What the task asks => Print every entry exactly as it appears, but skip the pictures.

(Dataset rows describing interfaces)
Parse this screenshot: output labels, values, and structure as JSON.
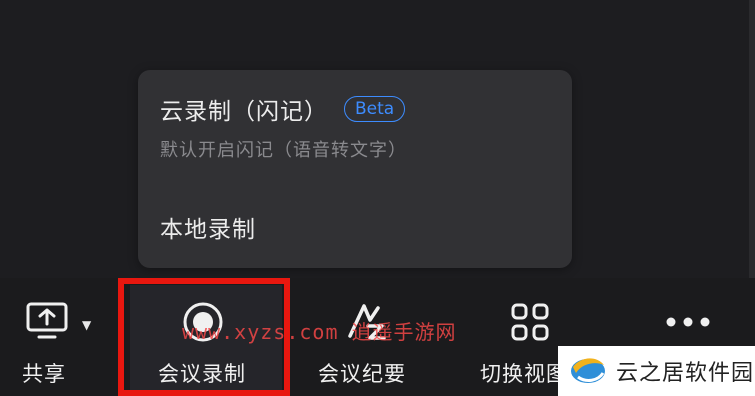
{
  "recording_menu": {
    "cloud_title": "云录制（闪记）",
    "cloud_badge": "Beta",
    "cloud_subtitle": "默认开启闪记（语音转文字）",
    "local_label": "本地录制"
  },
  "toolbar": {
    "share_label": "共享",
    "record_label": "会议录制",
    "summary_label": "会议纪要",
    "switch_label": "切换视图"
  },
  "watermarks": {
    "site_text": "www.xyzs.com 逍遥手游网",
    "brand_name": "云之居软件园"
  },
  "colors": {
    "highlight_border": "#e8170f",
    "badge": "#3d8cff",
    "background": "#1d1d20"
  }
}
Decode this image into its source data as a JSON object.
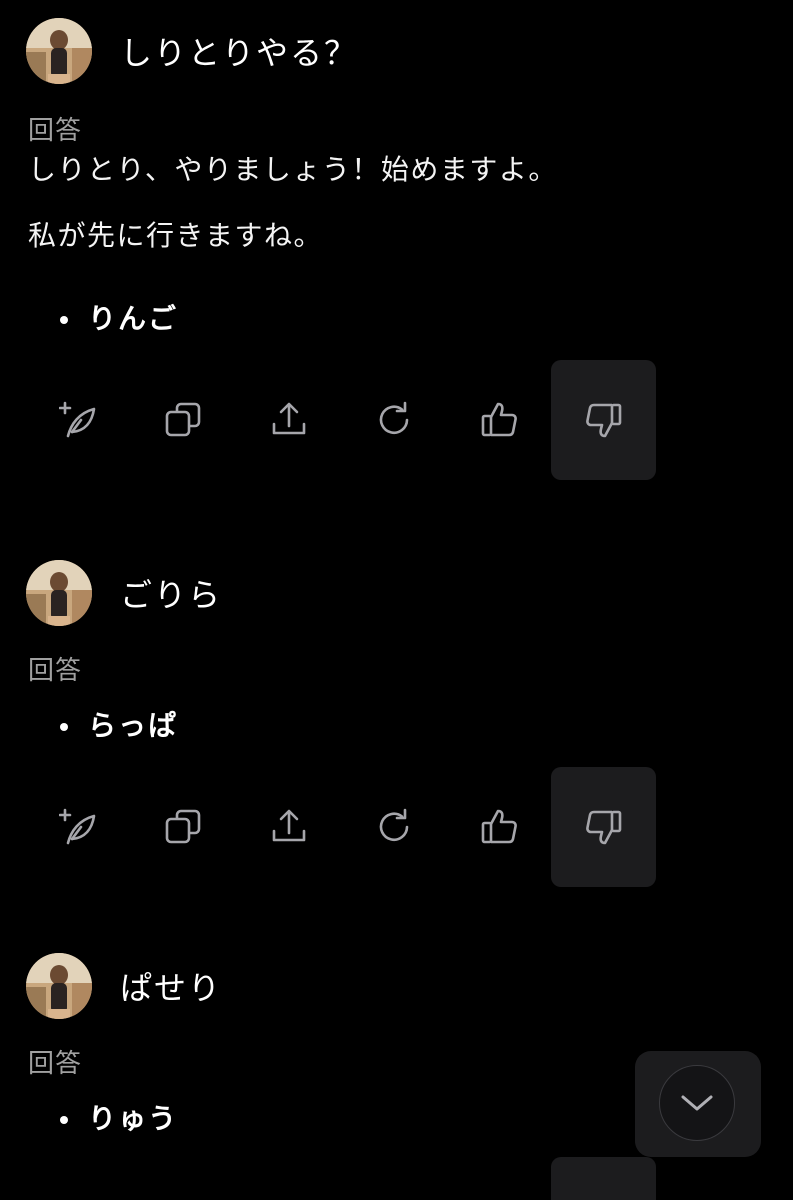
{
  "conversation": {
    "turns": [
      {
        "user_message": "しりとりやる？",
        "answer_label": "回答",
        "paragraphs": [
          "しりとり、やりましょう！始めますよ。",
          "私が先に行きますね。"
        ],
        "bullets": [
          "りんご"
        ]
      },
      {
        "user_message": "ごりら",
        "answer_label": "回答",
        "bullets": [
          "らっぱ"
        ]
      },
      {
        "user_message": "ぱせり",
        "answer_label": "回答",
        "bullets": [
          "りゅう"
        ]
      }
    ]
  },
  "toolbar": {
    "actions": [
      "add-note-icon",
      "copy-icon",
      "share-icon",
      "regenerate-icon",
      "thumbs-up-icon",
      "thumbs-down-icon"
    ],
    "active_action": "thumbs-down-icon",
    "icon_color": "#a6a6ab",
    "active_bg": "#1c1c1e"
  },
  "scroll_button": {
    "icon": "chevron-down-icon"
  }
}
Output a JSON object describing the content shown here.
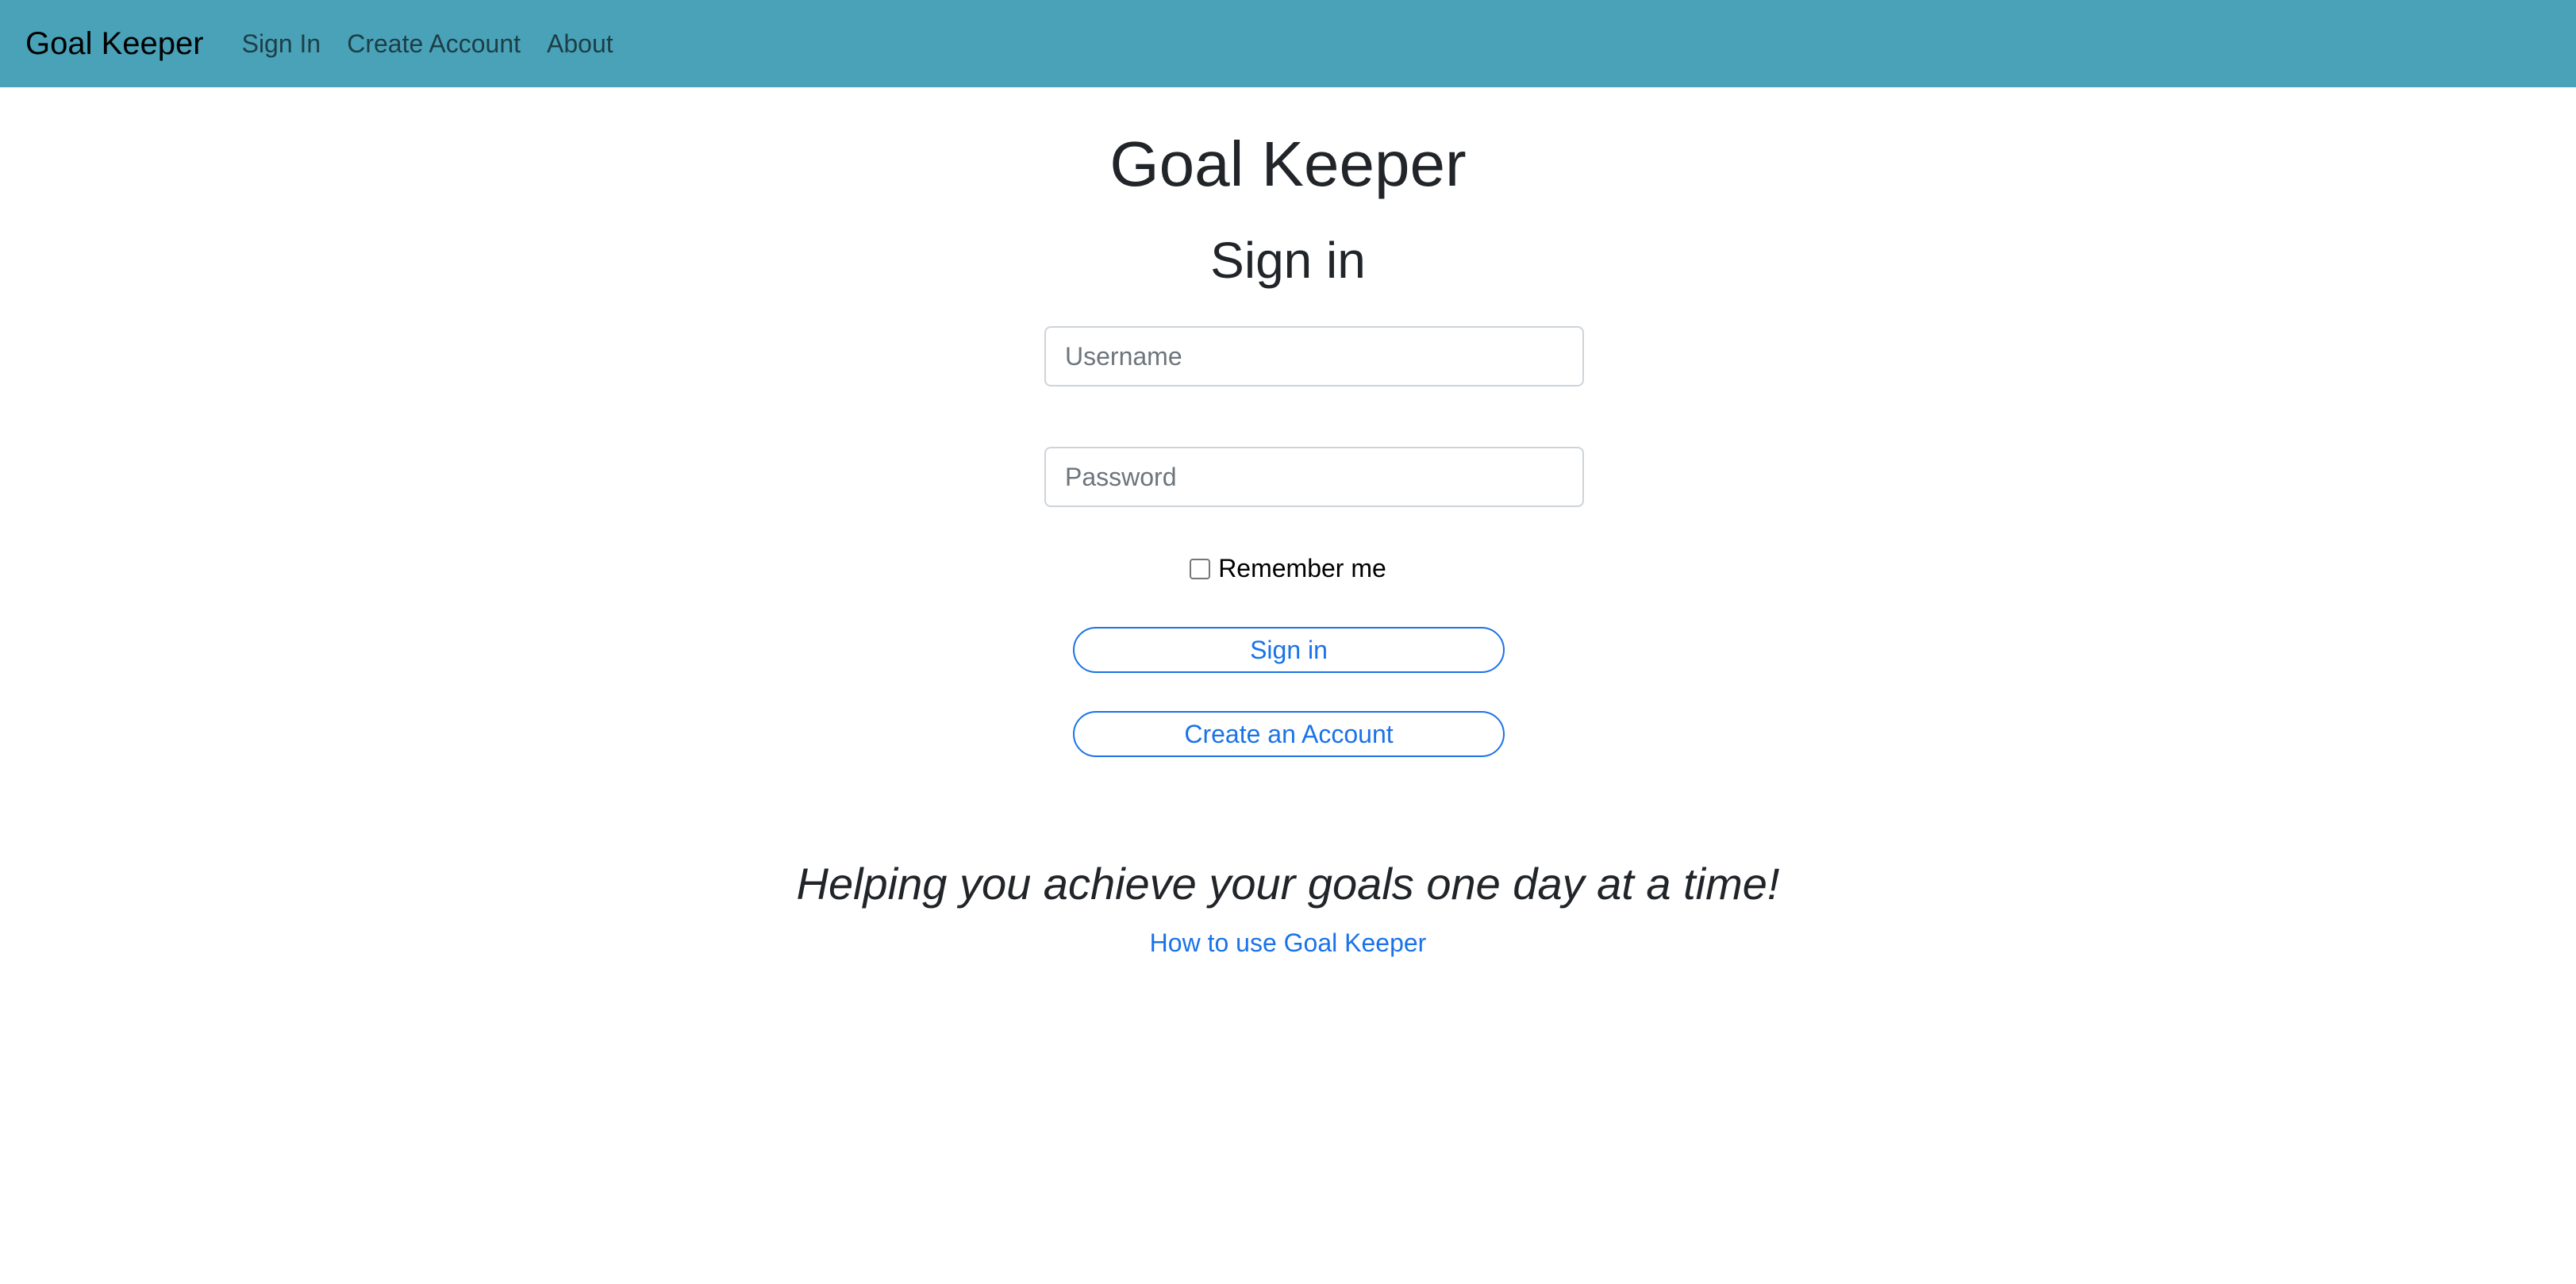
{
  "nav": {
    "brand": "Goal Keeper",
    "links": [
      "Sign In",
      "Create Account",
      "About"
    ]
  },
  "page": {
    "title": "Goal Keeper",
    "form_title": "Sign in"
  },
  "form": {
    "username_placeholder": "Username",
    "username_value": "",
    "password_placeholder": "Password",
    "password_value": "",
    "remember_label": "Remember me",
    "remember_checked": false,
    "signin_button": "Sign in",
    "create_button": "Create an Account"
  },
  "footer": {
    "tagline": "Helping you achieve your goals one day at a time!",
    "help_link": "How to use Goal Keeper"
  },
  "colors": {
    "navbar": "#4aa2b8",
    "accent": "#1a73e8"
  }
}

Result of the exercise =>
Parse this screenshot: output labels, values, and structure as JSON.
{
  "recording_menu": {
    "cloud_title": "云录制（闪记）",
    "cloud_badge": "Beta",
    "cloud_subtitle": "默认开启闪记（语音转文字）",
    "local_label": "本地录制"
  },
  "toolbar": {
    "share_label": "共享",
    "record_label": "会议录制",
    "summary_label": "会议纪要",
    "switch_label": "切换视图"
  },
  "watermarks": {
    "site_text": "www.xyzs.com 逍遥手游网",
    "brand_name": "云之居软件园"
  },
  "colors": {
    "highlight_border": "#e8170f",
    "badge": "#3d8cff",
    "background": "#1d1d20"
  }
}
Decode this image into its source data as a JSON object.
{
  "conversation": {
    "turns": [
      {
        "user_message": "しりとりやる？",
        "answer_label": "回答",
        "paragraphs": [
          "しりとり、やりましょう！始めますよ。",
          "私が先に行きますね。"
        ],
        "bullets": [
          "りんご"
        ]
      },
      {
        "user_message": "ごりら",
        "answer_label": "回答",
        "bullets": [
          "らっぱ"
        ]
      },
      {
        "user_message": "ぱせり",
        "answer_label": "回答",
        "bullets": [
          "りゅう"
        ]
      }
    ]
  },
  "toolbar": {
    "actions": [
      "add-note-icon",
      "copy-icon",
      "share-icon",
      "regenerate-icon",
      "thumbs-up-icon",
      "thumbs-down-icon"
    ],
    "active_action": "thumbs-down-icon",
    "icon_color": "#a6a6ab",
    "active_bg": "#1c1c1e"
  },
  "scroll_button": {
    "icon": "chevron-down-icon"
  }
}
Output a JSON object describing the content shown here.
{
  "nav": {
    "brand": "Goal Keeper",
    "links": [
      "Sign In",
      "Create Account",
      "About"
    ]
  },
  "page": {
    "title": "Goal Keeper",
    "form_title": "Sign in"
  },
  "form": {
    "username_placeholder": "Username",
    "username_value": "",
    "password_placeholder": "Password",
    "password_value": "",
    "remember_label": "Remember me",
    "remember_checked": false,
    "signin_button": "Sign in",
    "create_button": "Create an Account"
  },
  "footer": {
    "tagline": "Helping you achieve your goals one day at a time!",
    "help_link": "How to use Goal Keeper"
  },
  "colors": {
    "navbar": "#4aa2b8",
    "accent": "#1a73e8"
  }
}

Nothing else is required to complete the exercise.